*Requirement*: Every line below that has the string "CARTÃO" adds one to the count. Give that count by itself.

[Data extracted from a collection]
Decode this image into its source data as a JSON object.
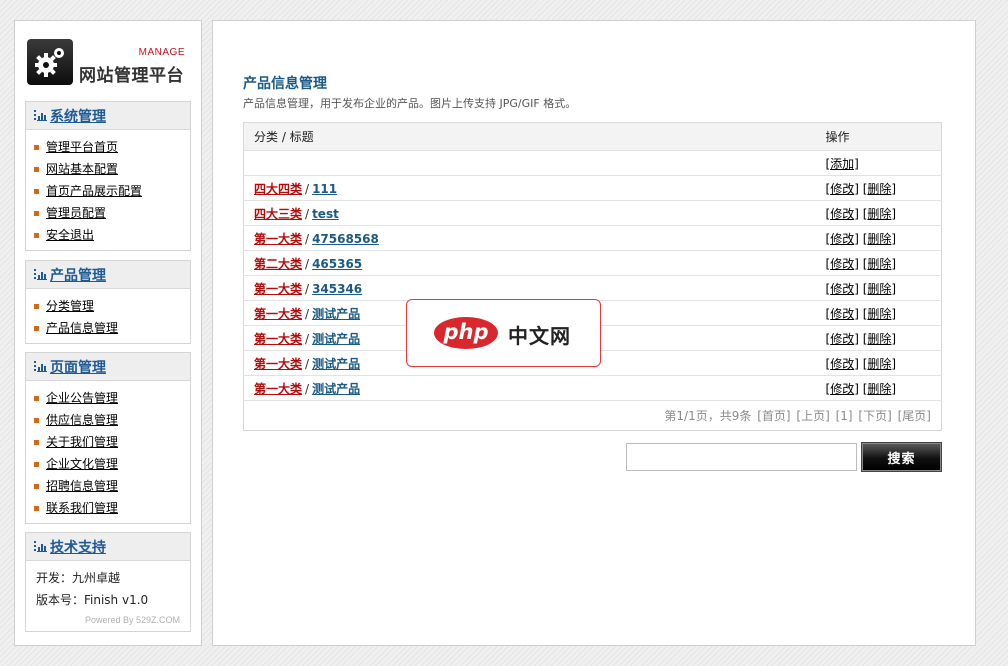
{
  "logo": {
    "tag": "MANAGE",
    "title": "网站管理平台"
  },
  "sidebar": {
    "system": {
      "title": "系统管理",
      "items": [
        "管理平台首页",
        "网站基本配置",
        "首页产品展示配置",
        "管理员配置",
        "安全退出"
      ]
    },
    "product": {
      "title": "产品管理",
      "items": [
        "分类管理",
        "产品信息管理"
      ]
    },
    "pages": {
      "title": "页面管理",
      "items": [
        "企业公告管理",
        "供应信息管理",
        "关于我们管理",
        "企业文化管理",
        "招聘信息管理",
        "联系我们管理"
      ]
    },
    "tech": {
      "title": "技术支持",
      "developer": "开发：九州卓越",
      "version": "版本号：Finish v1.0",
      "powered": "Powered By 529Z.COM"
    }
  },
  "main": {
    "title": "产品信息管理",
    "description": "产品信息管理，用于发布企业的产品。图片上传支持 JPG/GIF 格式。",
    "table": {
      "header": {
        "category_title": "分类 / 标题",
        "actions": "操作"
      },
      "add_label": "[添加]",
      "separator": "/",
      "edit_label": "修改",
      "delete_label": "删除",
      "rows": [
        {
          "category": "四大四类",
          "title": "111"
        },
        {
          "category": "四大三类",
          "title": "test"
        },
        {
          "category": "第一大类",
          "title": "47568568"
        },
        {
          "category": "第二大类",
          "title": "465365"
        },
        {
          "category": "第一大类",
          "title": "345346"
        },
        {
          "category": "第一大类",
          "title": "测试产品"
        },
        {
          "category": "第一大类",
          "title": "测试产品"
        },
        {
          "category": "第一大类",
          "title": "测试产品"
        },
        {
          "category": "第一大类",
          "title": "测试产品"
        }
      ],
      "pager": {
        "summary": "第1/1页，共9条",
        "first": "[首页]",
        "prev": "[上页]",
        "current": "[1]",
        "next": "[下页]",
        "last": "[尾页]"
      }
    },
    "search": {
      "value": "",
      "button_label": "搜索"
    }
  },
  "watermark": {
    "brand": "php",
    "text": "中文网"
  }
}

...

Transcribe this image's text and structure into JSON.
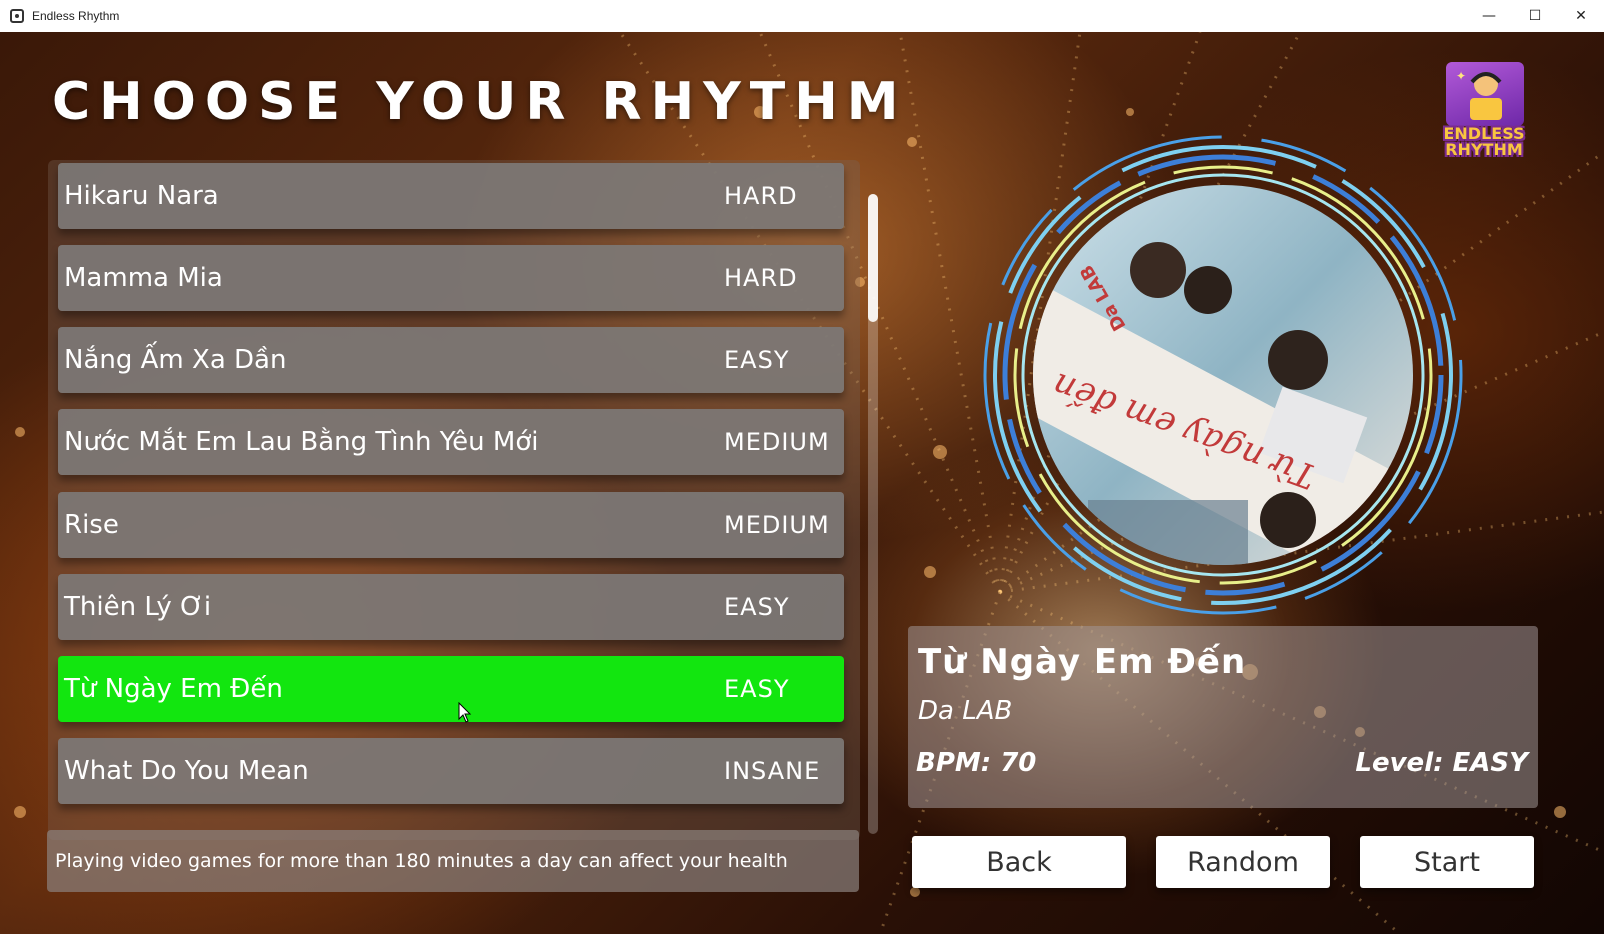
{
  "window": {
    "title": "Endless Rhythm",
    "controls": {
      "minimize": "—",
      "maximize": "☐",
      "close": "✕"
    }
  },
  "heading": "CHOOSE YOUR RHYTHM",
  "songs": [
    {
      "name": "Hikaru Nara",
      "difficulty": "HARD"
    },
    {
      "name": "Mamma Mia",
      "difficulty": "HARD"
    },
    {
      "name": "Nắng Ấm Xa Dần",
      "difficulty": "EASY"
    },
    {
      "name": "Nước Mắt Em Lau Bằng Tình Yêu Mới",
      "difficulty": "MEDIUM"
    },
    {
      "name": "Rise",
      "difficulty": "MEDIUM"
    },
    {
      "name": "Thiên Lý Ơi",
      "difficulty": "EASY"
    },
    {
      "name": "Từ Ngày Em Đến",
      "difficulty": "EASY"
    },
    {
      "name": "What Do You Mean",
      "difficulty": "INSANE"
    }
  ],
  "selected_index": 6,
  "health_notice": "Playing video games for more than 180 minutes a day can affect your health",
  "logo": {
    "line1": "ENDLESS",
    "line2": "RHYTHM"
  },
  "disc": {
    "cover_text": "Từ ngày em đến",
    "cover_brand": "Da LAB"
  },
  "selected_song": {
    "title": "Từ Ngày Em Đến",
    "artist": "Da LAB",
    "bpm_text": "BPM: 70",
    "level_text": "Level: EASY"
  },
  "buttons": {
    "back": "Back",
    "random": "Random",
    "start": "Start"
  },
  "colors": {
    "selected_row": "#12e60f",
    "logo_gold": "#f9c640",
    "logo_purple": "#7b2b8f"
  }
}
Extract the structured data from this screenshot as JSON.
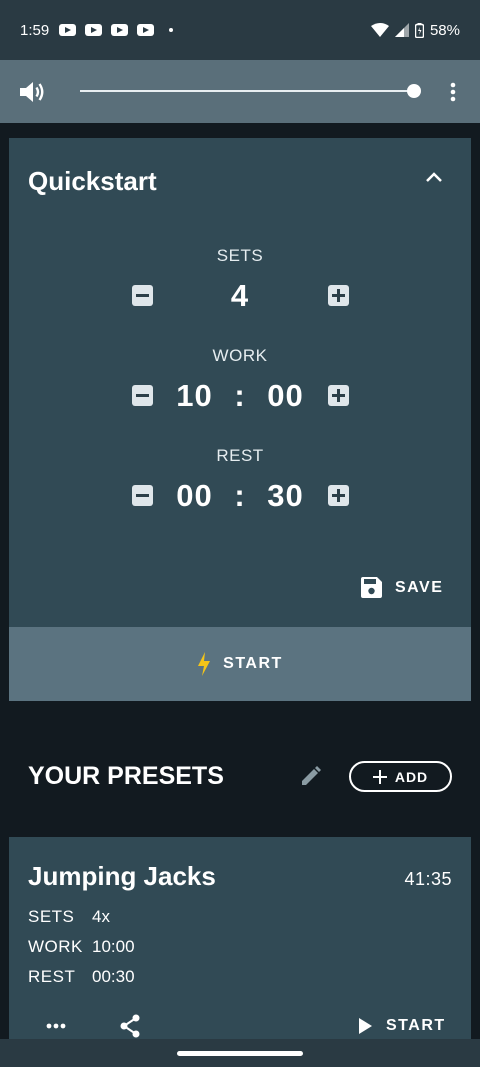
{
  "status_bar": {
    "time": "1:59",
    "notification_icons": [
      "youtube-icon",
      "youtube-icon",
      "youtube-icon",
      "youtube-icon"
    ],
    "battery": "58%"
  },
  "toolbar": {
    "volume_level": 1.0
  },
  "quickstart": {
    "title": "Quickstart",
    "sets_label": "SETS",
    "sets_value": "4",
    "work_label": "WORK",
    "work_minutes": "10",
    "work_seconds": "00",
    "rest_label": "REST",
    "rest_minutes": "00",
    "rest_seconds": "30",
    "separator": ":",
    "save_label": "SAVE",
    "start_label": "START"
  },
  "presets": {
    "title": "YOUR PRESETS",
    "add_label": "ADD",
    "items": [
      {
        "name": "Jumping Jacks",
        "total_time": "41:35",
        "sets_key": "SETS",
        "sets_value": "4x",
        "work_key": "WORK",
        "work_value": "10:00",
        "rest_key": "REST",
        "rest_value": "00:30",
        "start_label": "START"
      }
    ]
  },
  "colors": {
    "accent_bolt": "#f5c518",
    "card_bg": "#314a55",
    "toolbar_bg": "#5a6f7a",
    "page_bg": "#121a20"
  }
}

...

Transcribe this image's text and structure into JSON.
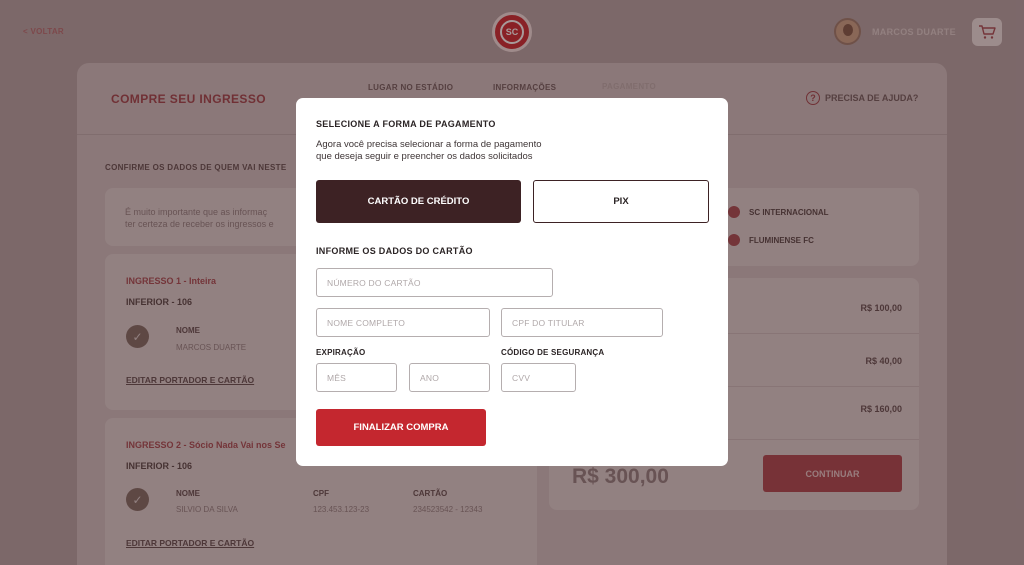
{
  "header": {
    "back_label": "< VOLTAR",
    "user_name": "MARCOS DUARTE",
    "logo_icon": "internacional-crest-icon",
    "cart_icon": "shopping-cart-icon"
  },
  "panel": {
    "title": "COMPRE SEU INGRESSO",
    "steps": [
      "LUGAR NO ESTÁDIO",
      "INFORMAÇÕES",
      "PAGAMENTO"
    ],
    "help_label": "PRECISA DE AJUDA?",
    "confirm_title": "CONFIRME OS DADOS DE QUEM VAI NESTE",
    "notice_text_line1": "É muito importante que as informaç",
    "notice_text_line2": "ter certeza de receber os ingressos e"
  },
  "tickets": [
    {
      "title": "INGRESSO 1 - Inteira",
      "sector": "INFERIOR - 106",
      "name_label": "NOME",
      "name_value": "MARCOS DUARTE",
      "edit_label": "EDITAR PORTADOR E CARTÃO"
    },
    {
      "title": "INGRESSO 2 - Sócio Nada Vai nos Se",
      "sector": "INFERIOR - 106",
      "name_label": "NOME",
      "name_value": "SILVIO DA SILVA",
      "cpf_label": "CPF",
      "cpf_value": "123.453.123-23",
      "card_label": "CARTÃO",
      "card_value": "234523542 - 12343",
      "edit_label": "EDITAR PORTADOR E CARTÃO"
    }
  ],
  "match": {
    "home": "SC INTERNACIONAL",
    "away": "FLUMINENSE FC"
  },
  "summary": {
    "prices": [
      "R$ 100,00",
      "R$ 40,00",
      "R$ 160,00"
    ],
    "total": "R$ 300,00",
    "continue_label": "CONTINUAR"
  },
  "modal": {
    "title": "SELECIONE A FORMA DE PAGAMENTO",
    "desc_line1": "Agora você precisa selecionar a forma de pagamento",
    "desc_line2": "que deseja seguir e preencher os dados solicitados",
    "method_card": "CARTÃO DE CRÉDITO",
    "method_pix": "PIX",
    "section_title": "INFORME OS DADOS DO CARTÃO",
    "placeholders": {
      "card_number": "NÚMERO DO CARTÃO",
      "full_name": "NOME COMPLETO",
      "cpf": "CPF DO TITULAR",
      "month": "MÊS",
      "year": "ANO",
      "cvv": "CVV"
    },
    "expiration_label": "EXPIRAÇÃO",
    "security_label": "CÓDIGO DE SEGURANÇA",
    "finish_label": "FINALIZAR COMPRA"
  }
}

*Exercise solution*: 6